Instructions to follow
Track down every line below that holds "data" and copy it.

** Opening Entries shown block **

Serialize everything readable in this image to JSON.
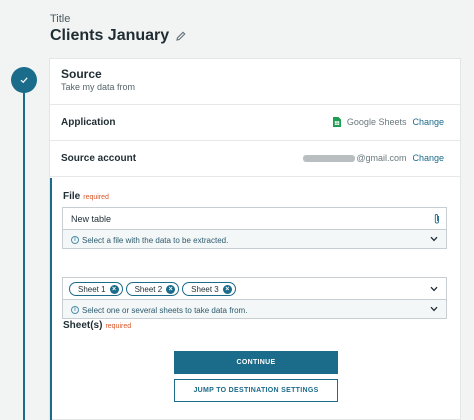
{
  "header": {
    "title_label": "Title",
    "title": "Clients January",
    "edit_icon": "pencil-icon"
  },
  "step": {
    "icon": "check-icon",
    "title": "Source",
    "subtitle": "Take my data from"
  },
  "application": {
    "label": "Application",
    "value": "Google Sheets",
    "icon": "google-sheets-icon",
    "change": "Change"
  },
  "account": {
    "label": "Source account",
    "value": "@gmail.com",
    "change": "Change"
  },
  "file": {
    "label": "File",
    "required": "required",
    "value": "New table",
    "hint": "Select a file with the data to be extracted."
  },
  "sheets": {
    "label": "Sheet(s)",
    "required": "required",
    "chips": [
      "Sheet 1",
      "Sheet 2",
      "Sheet 3"
    ],
    "hint": "Select one or several sheets to take data from."
  },
  "actions": {
    "continue": "CONTINUE",
    "jump": "JUMP TO DESTINATION SETTINGS"
  },
  "colors": {
    "accent": "#1b6b8a",
    "required": "#d9572b",
    "sheets_green": "#1e9e52"
  }
}
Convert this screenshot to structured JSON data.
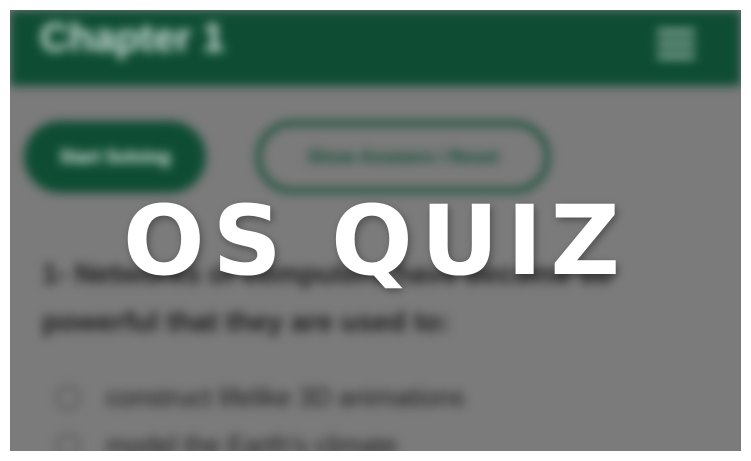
{
  "header": {
    "title": "Chapter 1"
  },
  "buttons": {
    "start": "Start Solving",
    "show": "Show Answers / Reset"
  },
  "question": {
    "text": "1- Networks of computers have become so powerful that they are used to:"
  },
  "options": [
    "construct lifelike 3D animations",
    "model the Earth's climate"
  ],
  "overlay": {
    "title": "OS QUIZ"
  },
  "colors": {
    "primary": "#0e4d34",
    "dim": "#7b7b7b"
  }
}
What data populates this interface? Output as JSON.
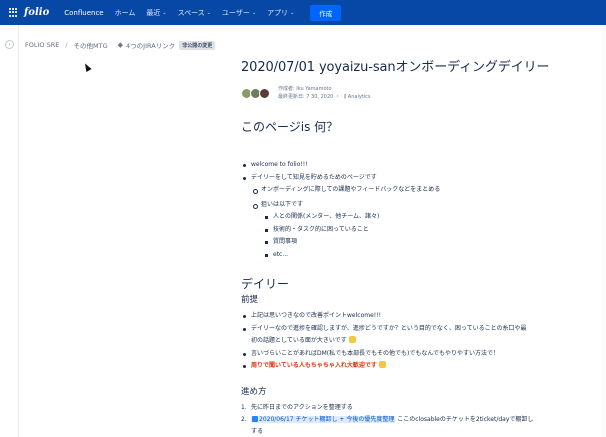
{
  "topnav": {
    "logo": "folio",
    "product": "Confluence",
    "items": [
      {
        "label": "ホーム",
        "has_menu": false
      },
      {
        "label": "最近",
        "has_menu": true
      },
      {
        "label": "スペース",
        "has_menu": true
      },
      {
        "label": "ユーザー",
        "has_menu": true
      },
      {
        "label": "アプリ",
        "has_menu": true
      }
    ],
    "create_label": "作成"
  },
  "breadcrumb": {
    "space": "FOLIO SRE",
    "parent": "その他MTG",
    "jira_links": "4つのJIRAリンク",
    "badge": "非公開の変更"
  },
  "page": {
    "title": "2020/07/01 yoyaizu-sanオンボーディングデイリー",
    "author_line": "作成者: Iku Yamamoto",
    "updated_line": "最終更新日: 7 30, 2020 ・",
    "analytics": "Analytics"
  },
  "section1": {
    "heading": "このページis 何？",
    "bullets": [
      {
        "level": 1,
        "text": "welcome to folio!!!"
      },
      {
        "level": 1,
        "text": "デイリーをして知見を貯めるためのページです"
      },
      {
        "level": 2,
        "text": "オンボーディングに際しての課題やフィードバックなどをまとめる"
      },
      {
        "level": 2,
        "text": "狙いは以下です"
      },
      {
        "level": 3,
        "text": "人との関係(メンター、他チーム、諸々)"
      },
      {
        "level": 3,
        "text": "技術的・タスク的に困っていること"
      },
      {
        "level": 3,
        "text": "質問事項"
      },
      {
        "level": 3,
        "text": "etc..."
      }
    ]
  },
  "section2": {
    "heading": "デイリー",
    "subheading": "前提",
    "bullets": [
      "上記は思いつきなので改善ポイントwelcome!!!",
      "デイリーなので進捗を確認しますが、進捗どうですか？という目的でなく、困っていることの糸口や最",
      "初の話題としている面が大きいです",
      "言いづらいことがあればDM(私でも本部長でもその他でも)でもなんでもやりやすい方法で！",
      "周りで聞いている人もちゃちゃ入れ大歓迎です"
    ],
    "method_heading": "進め方",
    "steps": [
      {
        "num": "1.",
        "text": "先に昨日までのアクションを整理する"
      },
      {
        "num": "2.",
        "link": "2020/06/17 チケット棚卸し + 今後の優先度整理",
        "text": "ここのclosableのチケットを2ticket/dayで棚卸し"
      }
    ],
    "step2_cont": "する"
  },
  "colors": {
    "nav_bg": "#0747a6",
    "create_button": "#0065ff",
    "warning_text": "#de350b",
    "link": "#0052cc"
  }
}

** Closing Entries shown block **

Solution for this problem
    "subtitle": "Take my data from"
    "hint": "Select a file with the data to be extracted."
    "hint": "Select one or several sheets to take data from."
Convert this screenshot to structured JSON data.
What data populates this interface? Output as JSON.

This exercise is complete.